The confusions of Hopi Sen
Hopi Sen wants it both ways.
First, there’s his defence of the Labour leadership on this past week’s ‘accepting the cuts’ bullet in foot:
Trust me, this isn’t a policy coup, Blairite, Black Labour, or otherwise. What the leadership have done is say we’ll start in Government with the situation the current lot leave for us, and that with a tight fiscal inheritance there will not be room to both unpick the choices of the immediate past and focus on increasing employment.
Right so that’s clear. Ed & Ed are just making it clear that the country will be in shocking state by 2015.
But then Hopi has advice for the unions:
Messrs McCluskey and Kenny have instead decided to invite the Leadership of the Labour party outside, presumably for further detailed discussions.
I think this is a tactical error on their part. There is little appetite in the wider party for internecine warfare, as Luke Akehurst says. Also, you should rarely enter into a fight your opponent feels he must win.

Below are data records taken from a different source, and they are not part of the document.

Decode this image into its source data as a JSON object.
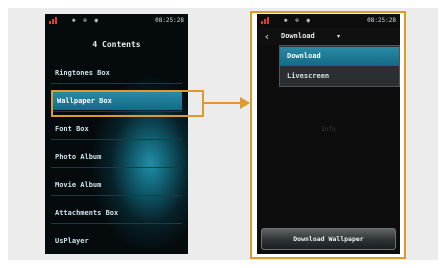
{
  "phone1": {
    "status_time": "08:25:28",
    "title": "4 Contents",
    "menu": [
      {
        "label": "Ringtones Box"
      },
      {
        "label": "Wallpaper Box"
      },
      {
        "label": "Font Box"
      },
      {
        "label": "Photo Album"
      },
      {
        "label": "Movie Album"
      },
      {
        "label": "Attachments Box"
      },
      {
        "label": "UsPlayer"
      }
    ]
  },
  "phone2": {
    "status_time": "08:25:28",
    "title": "Download",
    "dropdown_options": [
      "Download",
      "Livescreen"
    ],
    "empty_text": "Info",
    "button_label": "Download Wallpaper"
  },
  "colors": {
    "highlight": "#e09a2a",
    "selection": "#1f7f9c",
    "signal": "#e53935"
  }
}
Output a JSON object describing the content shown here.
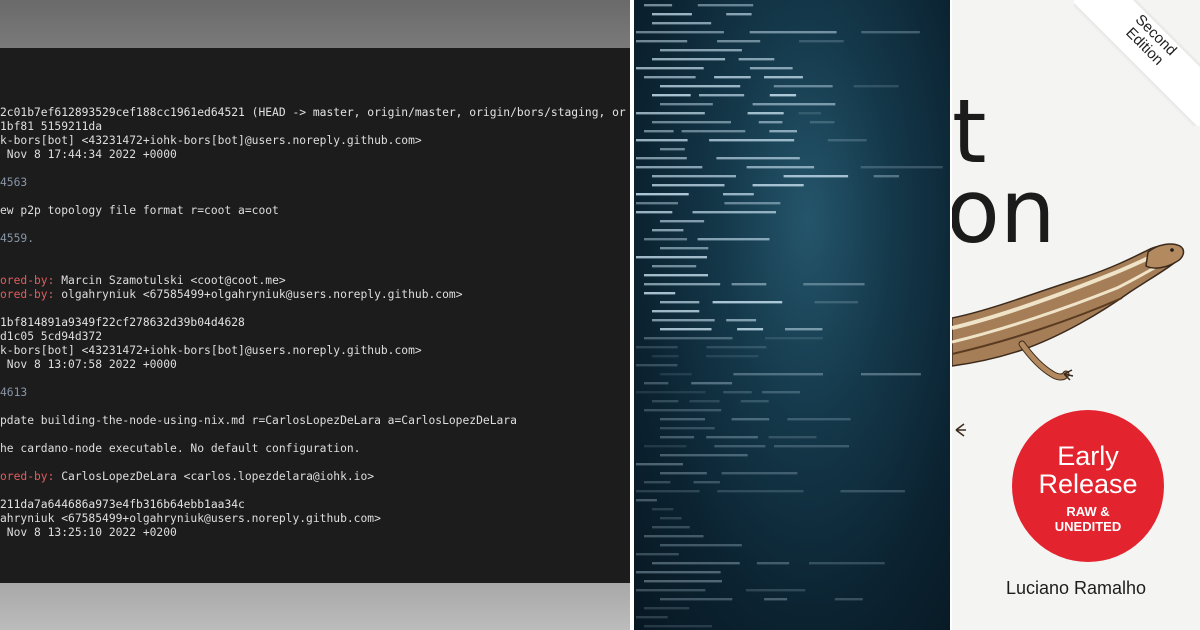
{
  "terminal": {
    "lines": [
      {
        "text": "2c01b7ef612893529cef188cc1961ed64521 (HEAD -> master, origin/master, origin/bors/staging, or",
        "style": "commit"
      },
      {
        "text": "1bf81 5159211da",
        "style": "normal"
      },
      {
        "text": "k-bors[bot] <43231472+iohk-bors[bot]@users.noreply.github.com>",
        "style": "normal"
      },
      {
        "text": " Nov 8 17:44:34 2022 +0000",
        "style": "normal"
      },
      {
        "text": "",
        "style": "normal"
      },
      {
        "text": "4563",
        "style": "dim"
      },
      {
        "text": "",
        "style": "normal"
      },
      {
        "text": "ew p2p topology file format r=coot a=coot",
        "style": "normal"
      },
      {
        "text": "",
        "style": "normal"
      },
      {
        "text": "4559.",
        "style": "dim"
      },
      {
        "text": "",
        "style": "normal"
      },
      {
        "text": "",
        "style": "normal"
      },
      {
        "text": "ored-by:",
        "style": "co",
        "rest": " Marcin Szamotulski <coot@coot.me>"
      },
      {
        "text": "ored-by:",
        "style": "co",
        "rest": " olgahryniuk <67585499+olgahryniuk@users.noreply.github.com>"
      },
      {
        "text": "",
        "style": "normal"
      },
      {
        "text": "1bf814891a9349f22cf278632d39b04d4628",
        "style": "commit"
      },
      {
        "text": "d1c05 5cd94d372",
        "style": "normal"
      },
      {
        "text": "k-bors[bot] <43231472+iohk-bors[bot]@users.noreply.github.com>",
        "style": "normal"
      },
      {
        "text": " Nov 8 13:07:58 2022 +0000",
        "style": "normal"
      },
      {
        "text": "",
        "style": "normal"
      },
      {
        "text": "4613",
        "style": "dim"
      },
      {
        "text": "",
        "style": "normal"
      },
      {
        "text": "pdate building-the-node-using-nix.md r=CarlosLopezDeLara a=CarlosLopezDeLara",
        "style": "normal"
      },
      {
        "text": "",
        "style": "normal"
      },
      {
        "text": "he cardano-node executable. No default configuration.",
        "style": "normal"
      },
      {
        "text": "",
        "style": "normal"
      },
      {
        "text": "ored-by:",
        "style": "co",
        "rest": " CarlosLopezDeLara <carlos.lopezdelara@iohk.io>"
      },
      {
        "text": "",
        "style": "normal"
      },
      {
        "text": "211da7a644686a973e4fb316b64ebb1aa34c",
        "style": "commit"
      },
      {
        "text": "ahryniuk <67585499+olgahryniuk@users.noreply.github.com>",
        "style": "normal"
      },
      {
        "text": " Nov 8 13:25:10 2022 +0200",
        "style": "normal"
      }
    ]
  },
  "book": {
    "title_fragment_1": "t",
    "title_fragment_2": "on",
    "edition": "Second Edition",
    "badge_line1": "Early",
    "badge_line2": "Release",
    "badge_sub1": "RAW &",
    "badge_sub2": "UNEDITED",
    "author": "Luciano Ramalho"
  },
  "colors": {
    "terminal_bg": "#1c1c1c",
    "code_bg": "#14384a",
    "badge_red": "#e3232e"
  }
}
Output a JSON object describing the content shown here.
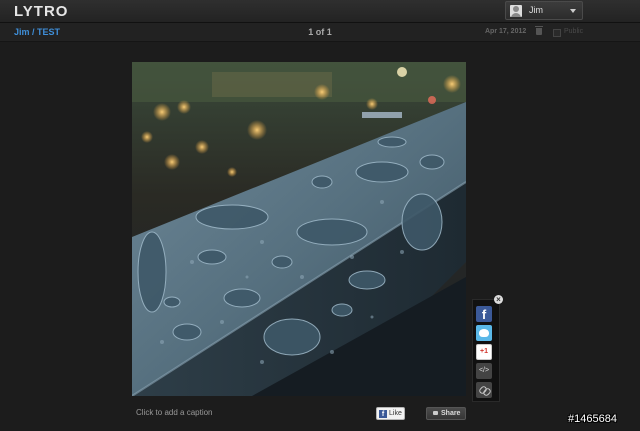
{
  "header": {
    "logo": "LYTRO",
    "user": {
      "name": "Jim"
    }
  },
  "subheader": {
    "breadcrumb": "Jim / TEST",
    "counter": "1 of 1",
    "date": "Apr 17, 2012",
    "public_label": "Public"
  },
  "photo": {
    "subject": "water droplets on railing, city lights bokeh"
  },
  "footer": {
    "caption_placeholder": "Click to add a caption",
    "like_label": "Like",
    "share_label": "Share"
  },
  "share_panel": {
    "icons": [
      "facebook-icon",
      "twitter-icon",
      "google-plus-icon",
      "embed-icon",
      "link-icon"
    ],
    "gplus_label": "+1",
    "embed_label": "</>"
  },
  "watermark": "#1465684",
  "colors": {
    "background": "#1c1c1c",
    "accent": "#3f8fd9",
    "facebook": "#3b5998"
  }
}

The Eds can’t be seen to lose this tussle.
What? So Ed & Ed are not just clarifying things. They’re taking on the unions and desperate to win.
As I say, Hopi’s trying to have his cake and eat it too (to be fair, he no longer eats cake).

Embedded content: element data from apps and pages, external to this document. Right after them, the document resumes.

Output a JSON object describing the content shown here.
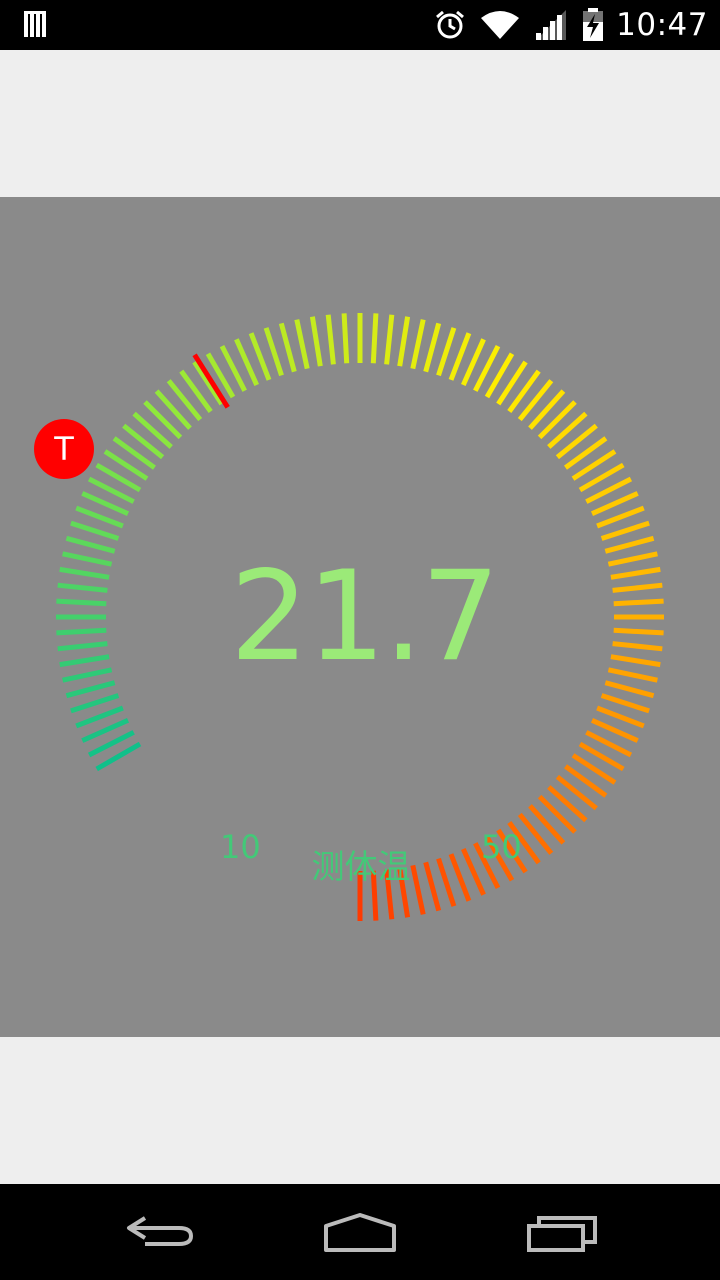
{
  "status_bar": {
    "time": "10:47",
    "icons": [
      "notification-icon",
      "alarm-icon",
      "wifi-icon",
      "cell-signal-icon",
      "battery-charging-icon"
    ]
  },
  "gauge": {
    "value": "21.7",
    "min_label": "10",
    "max_label": "50",
    "caption": "测体温",
    "knob_label": "T",
    "min": 10,
    "max": 50,
    "current": 21.7,
    "colors": {
      "panel": "#8a8a8a",
      "readout": "#9bea78",
      "labels": "#43c978",
      "knob": "#ff0000",
      "gradient": [
        "#10c08a",
        "#8fe83c",
        "#ffee00",
        "#ffa000",
        "#ff3a00"
      ]
    }
  },
  "nav_bar": {
    "buttons": [
      "back-icon",
      "home-icon",
      "recents-icon"
    ]
  }
}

But this is simply a starter confusion. What really get my leftie goat is this advice to the union leadership:
[T]he smart move would be to use leverage gained by tacitly accepting Labour’s decision not to unpick 2010-2015 decisions to secure a strong commitment to a more expansionary post-2015 policy.
Hopi doesn’t expand on what leverage, exactly, will be gained by accepting without demur the two Eds’ acceptance of public sector wage cuts of around 15% in real terms over the four years for which they are due to run.
That’s presumably because there won’t be any.
How on earth are union leaders likely to gain bargaining power – this is what I assume he means by leverage – by NOT defending the interests of a substantial number of their members? Surely, logically, the Eds would take this as a sign that the two biggest unions agree with them that there is some strange, anti-Keynesian trade off between wages and jobs, and that it’s therefore a good idea to enforce a tight incomes policy for the duration of the 2015-20 parliament.
Hopi’s quasi-advice to the unions is at best confused, but he is right to say that we should look forward, not back, so I’ll do a Hopi and offer my own unsolicited advice to Messrs McCluskey and Kenny,
This advice recognises that it’s currently their core job to defend the financial interests of their members, but also recognises that total disaffiliation would leave the unions with no prospect of credible representation in parliament. This is not to say that it’s great representation at the moment, but to throw away the long-held institutional ties, and with it any prospect of improved representation, over a couple of opposition speeches, would be foolhardy in the extreme.
So what to do? How is genuine pressure brought to bear on Ed & Ed to rethink how their Keynesian macro-economics and their oppositional politics need to connect, but without talking up the ‘nuclear option’ into a narrative a way which can ultimately become self-fulfilling, and disastrous for the labour movement.
The answer is to move, very publicly, towards a radical restructuring of the way in which the unions affiliate to and support the Labour party. As I’ve set out previously, this would involve putting in place plans for:
1. Disaffiliation by Unite, the GMB and others from national Labour party;
2. Re-affiliation by these same trade unions to CLPs (or branches) with a commitment to the same or more financial contribution overall;
3. A campaign for the re-affiliation to CLPs of trade unions which have already disaffiliated from the national Labour party;
Such a structural change (and I accept it might happen most easily at regional level as a transition step) would have a huge impact upon the way the Labour party both operates.
The key impact, obviously, would be that the reversed flow of financial resources. Unions and ordinary members would start to get a say both on how affairs are run locally, and how their MP (if there is one) represents them, because they hold the purse strings. The PLP leadership would lose its de facto power over a signficant chunk of its funding, and would need to deal with representation from a wide range of MPs now much more open to union influence.
If Ed & Ed want to play hardball with the unions – even at the expense of their own economic logic – they are entitled to do so, and of course they are as aware as I am that the union threat to total disaffiliation is probably an empty one, at least at this stage. But they should also remember that the unions have ways and means of exerting influence on behalf of their members which fall short of the nuclear option both sides want – nobody but the ruling class gains from a labour movement apocalypse – but which are effective nonetheless.